I feel sorry for Starbucks. Sort of.
The racism and unconscious bias at play in the recent situation where two black entrepreneurs were arrested while waiting for their business associate is not limited to Starbucks. It’s not limited to the police. It is pervasive and endemic to American society. You see it in the disproportionate number of Black children arrested at school; of Black girls suspended for subjective reasons such as attitude. You see it in disparate health outcomes and treatments. Racial discrimination abounds in housing purchases and rentals. It’s way beyond Starbucks.
However, it is Starbucks’s responsibility to deliver on their mission as published in 2015: “Creating a culture of warmth and belonging, where everyone is welcome. Acting with courage, challenging the status quo and finding new ways to grow our company and each other.” The problem is to deliver on this promise to people of color, Starbucks must actively promote anti-racism.
Here’s the challenge to all of us: If your business does not actively promote racial equity and inclusion, it will passively promote racism and bias. And, eventually, you will come up short or find that your racist slip is showing.
I like Starbucks’ decision to close every store in May to train every single employee in unconscious bias. It’s a start. But, it’s not enough.
Here’s my two cents. Whether you are a huge retailer or a solo-preneur, here are 5 steps you can take to protect your brand, grow your business, and make the world a better place.
- Get clear and articulate your why: How is racial diversity/inclusion/equity vital to your business; Promote that among your employees and leaders.
- Assess: how you currently serve people of color; how you build capacity among your staff owners to understand and implement inclusive practices; How racially diverse and skilled your staff is in dismantling systemic racism; use focus groups, surveys or other tools to find out how people of color experience you or your business
- Shift your Company Culture: Put anti-bias procedures in place; invest in training for folks who hire employees; and ask yourself what would have to change to make your business welcoming and affirming to people of color
- Recruit a multi-racial team who will bring inclusion and systems change expertise to the job

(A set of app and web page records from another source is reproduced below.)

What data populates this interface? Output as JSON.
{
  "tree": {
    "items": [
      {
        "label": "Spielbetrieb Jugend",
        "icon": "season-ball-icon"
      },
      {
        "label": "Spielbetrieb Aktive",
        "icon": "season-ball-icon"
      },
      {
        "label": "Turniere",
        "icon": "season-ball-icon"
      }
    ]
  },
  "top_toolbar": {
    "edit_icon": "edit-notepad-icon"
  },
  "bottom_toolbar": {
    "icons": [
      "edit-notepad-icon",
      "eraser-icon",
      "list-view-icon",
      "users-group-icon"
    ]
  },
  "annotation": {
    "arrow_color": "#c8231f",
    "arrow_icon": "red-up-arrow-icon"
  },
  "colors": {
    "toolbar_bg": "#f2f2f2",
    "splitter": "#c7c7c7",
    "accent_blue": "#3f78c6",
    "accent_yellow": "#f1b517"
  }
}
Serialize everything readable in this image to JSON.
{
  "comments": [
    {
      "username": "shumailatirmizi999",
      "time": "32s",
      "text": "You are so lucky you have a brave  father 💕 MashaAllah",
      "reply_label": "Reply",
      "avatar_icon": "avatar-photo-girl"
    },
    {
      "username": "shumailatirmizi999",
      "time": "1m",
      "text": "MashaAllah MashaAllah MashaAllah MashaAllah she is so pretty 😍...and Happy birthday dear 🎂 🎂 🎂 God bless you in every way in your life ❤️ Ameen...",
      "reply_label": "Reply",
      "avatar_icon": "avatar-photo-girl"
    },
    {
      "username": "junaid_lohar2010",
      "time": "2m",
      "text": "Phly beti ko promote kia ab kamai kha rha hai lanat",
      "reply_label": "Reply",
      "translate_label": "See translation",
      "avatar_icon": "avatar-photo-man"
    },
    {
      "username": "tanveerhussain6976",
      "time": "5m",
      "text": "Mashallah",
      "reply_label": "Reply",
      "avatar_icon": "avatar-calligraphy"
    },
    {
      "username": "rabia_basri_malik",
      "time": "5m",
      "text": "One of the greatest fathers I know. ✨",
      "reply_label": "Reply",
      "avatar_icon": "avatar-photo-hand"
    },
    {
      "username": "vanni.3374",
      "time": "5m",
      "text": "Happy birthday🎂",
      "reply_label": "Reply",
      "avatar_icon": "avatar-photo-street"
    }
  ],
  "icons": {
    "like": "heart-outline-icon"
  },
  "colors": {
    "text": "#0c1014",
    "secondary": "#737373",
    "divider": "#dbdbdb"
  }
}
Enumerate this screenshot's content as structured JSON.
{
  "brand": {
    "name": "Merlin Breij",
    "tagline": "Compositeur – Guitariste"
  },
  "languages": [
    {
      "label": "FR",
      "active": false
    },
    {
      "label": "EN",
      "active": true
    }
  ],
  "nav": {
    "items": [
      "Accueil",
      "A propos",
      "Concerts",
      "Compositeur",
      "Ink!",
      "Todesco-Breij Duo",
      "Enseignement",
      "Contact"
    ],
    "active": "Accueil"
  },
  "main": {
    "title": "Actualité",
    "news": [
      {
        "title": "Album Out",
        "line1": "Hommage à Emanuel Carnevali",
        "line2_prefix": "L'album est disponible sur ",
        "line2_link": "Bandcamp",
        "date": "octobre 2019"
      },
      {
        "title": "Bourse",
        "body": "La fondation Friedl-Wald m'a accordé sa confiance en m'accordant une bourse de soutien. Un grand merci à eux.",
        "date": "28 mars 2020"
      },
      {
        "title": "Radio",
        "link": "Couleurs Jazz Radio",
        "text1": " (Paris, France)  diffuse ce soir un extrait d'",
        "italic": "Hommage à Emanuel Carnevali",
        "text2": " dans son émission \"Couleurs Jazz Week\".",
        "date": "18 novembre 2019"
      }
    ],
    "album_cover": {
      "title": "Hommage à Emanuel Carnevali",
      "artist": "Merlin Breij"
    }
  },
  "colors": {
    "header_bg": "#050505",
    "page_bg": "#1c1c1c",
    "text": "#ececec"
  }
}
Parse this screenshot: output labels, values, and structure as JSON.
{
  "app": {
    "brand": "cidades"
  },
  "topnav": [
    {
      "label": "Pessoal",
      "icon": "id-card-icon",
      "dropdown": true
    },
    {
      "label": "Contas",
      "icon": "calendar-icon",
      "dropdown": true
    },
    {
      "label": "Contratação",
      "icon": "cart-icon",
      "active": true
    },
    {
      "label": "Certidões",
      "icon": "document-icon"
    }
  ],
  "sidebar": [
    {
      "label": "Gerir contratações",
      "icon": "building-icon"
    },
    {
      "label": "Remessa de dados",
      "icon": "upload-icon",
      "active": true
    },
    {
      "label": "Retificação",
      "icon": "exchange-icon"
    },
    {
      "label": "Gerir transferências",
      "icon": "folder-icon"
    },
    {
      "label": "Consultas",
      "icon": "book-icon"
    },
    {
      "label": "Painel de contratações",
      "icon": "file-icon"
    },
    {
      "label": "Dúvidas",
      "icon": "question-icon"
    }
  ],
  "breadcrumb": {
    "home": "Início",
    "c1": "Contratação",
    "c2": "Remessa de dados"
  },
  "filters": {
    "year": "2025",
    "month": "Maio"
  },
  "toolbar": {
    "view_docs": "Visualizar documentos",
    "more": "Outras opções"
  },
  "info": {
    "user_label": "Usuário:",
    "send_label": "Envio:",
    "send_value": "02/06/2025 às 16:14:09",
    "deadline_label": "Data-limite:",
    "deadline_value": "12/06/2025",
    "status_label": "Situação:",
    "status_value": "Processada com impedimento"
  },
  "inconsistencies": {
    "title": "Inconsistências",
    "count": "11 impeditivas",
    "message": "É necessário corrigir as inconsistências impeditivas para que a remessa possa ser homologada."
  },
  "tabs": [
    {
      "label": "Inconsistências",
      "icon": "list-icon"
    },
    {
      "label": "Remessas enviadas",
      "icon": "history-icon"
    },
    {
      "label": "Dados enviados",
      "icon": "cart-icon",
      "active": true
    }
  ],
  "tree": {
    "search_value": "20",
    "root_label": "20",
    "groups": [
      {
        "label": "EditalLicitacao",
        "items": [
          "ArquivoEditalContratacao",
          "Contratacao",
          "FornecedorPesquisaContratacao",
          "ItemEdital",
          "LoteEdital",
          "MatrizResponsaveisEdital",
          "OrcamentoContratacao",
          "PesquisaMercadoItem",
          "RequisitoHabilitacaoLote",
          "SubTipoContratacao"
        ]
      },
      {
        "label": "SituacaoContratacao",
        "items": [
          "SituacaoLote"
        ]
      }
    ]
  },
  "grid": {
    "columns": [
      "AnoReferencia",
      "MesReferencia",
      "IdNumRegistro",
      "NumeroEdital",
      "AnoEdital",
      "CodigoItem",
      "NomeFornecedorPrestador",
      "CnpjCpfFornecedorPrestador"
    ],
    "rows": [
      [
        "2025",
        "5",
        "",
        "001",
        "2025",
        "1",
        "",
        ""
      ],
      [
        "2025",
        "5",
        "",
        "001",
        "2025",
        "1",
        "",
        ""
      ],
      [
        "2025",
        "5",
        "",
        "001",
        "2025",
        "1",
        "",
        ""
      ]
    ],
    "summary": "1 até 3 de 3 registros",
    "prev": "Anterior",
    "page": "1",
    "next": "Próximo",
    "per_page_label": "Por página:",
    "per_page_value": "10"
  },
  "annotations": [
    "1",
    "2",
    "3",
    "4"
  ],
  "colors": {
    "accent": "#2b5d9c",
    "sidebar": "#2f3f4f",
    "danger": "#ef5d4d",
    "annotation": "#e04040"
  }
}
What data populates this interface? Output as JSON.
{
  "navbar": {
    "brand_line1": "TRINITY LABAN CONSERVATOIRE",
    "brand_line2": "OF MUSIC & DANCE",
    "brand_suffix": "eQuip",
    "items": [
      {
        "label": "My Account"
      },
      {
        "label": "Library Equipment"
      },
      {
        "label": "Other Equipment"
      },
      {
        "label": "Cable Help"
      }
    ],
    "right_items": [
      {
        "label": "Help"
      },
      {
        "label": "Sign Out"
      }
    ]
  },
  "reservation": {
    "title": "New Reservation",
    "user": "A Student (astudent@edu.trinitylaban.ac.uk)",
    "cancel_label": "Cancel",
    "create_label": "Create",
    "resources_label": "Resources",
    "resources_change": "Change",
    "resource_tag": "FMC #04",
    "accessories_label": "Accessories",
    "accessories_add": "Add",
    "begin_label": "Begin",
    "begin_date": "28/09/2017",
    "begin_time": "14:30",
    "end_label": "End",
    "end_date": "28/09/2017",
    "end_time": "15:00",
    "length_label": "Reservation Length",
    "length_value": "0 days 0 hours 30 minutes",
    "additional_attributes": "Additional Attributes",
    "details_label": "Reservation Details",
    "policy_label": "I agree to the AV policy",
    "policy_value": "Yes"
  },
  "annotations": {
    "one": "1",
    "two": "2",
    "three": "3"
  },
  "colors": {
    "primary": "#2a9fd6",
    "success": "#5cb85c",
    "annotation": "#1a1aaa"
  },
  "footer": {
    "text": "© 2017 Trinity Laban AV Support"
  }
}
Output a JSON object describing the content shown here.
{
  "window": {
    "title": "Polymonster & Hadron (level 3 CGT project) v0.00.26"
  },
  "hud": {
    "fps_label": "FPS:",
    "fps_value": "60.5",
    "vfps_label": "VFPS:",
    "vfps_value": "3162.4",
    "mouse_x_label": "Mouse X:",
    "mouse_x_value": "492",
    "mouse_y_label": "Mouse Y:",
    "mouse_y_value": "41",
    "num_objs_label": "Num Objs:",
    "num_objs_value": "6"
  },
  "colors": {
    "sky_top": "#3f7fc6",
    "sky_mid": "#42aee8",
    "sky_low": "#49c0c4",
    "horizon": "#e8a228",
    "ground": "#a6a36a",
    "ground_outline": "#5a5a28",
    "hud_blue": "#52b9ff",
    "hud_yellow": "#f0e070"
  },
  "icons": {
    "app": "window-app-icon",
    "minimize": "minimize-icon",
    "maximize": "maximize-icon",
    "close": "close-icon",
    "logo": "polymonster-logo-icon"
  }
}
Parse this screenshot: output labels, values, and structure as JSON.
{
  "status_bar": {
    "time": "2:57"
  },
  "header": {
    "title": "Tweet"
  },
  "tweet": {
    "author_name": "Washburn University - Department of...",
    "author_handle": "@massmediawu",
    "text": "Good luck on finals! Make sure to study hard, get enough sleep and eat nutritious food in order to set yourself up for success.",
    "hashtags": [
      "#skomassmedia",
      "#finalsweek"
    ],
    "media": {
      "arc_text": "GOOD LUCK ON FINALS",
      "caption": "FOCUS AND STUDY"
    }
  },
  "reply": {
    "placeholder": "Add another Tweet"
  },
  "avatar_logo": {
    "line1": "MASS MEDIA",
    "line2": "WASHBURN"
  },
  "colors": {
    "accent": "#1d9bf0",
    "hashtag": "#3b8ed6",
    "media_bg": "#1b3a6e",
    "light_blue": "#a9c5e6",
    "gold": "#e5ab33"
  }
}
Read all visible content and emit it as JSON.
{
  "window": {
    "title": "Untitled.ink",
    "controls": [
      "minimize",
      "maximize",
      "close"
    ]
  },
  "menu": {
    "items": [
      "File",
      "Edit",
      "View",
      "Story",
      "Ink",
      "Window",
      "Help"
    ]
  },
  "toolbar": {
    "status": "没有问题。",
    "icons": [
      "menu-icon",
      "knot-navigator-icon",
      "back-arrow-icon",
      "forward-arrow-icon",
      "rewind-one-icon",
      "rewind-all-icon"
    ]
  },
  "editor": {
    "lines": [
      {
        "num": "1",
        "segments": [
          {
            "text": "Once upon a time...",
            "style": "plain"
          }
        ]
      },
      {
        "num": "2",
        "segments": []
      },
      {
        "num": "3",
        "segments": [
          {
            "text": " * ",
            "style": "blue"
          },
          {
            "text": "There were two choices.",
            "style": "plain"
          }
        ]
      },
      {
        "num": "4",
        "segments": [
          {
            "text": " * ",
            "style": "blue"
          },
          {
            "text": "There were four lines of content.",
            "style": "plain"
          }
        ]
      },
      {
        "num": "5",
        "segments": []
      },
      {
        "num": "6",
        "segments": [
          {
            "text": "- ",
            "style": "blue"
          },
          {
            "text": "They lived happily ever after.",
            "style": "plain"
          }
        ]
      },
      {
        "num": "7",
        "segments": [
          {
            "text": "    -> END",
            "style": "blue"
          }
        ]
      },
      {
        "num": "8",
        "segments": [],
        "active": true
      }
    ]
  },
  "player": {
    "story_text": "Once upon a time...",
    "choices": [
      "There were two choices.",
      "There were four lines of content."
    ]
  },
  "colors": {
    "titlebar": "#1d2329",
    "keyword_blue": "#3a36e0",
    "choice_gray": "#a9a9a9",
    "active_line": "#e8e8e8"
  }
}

- Retain: Cultivate leaders of color who are loyal to your business; mentor and continually expand their understanding of the wider contexts of their functions.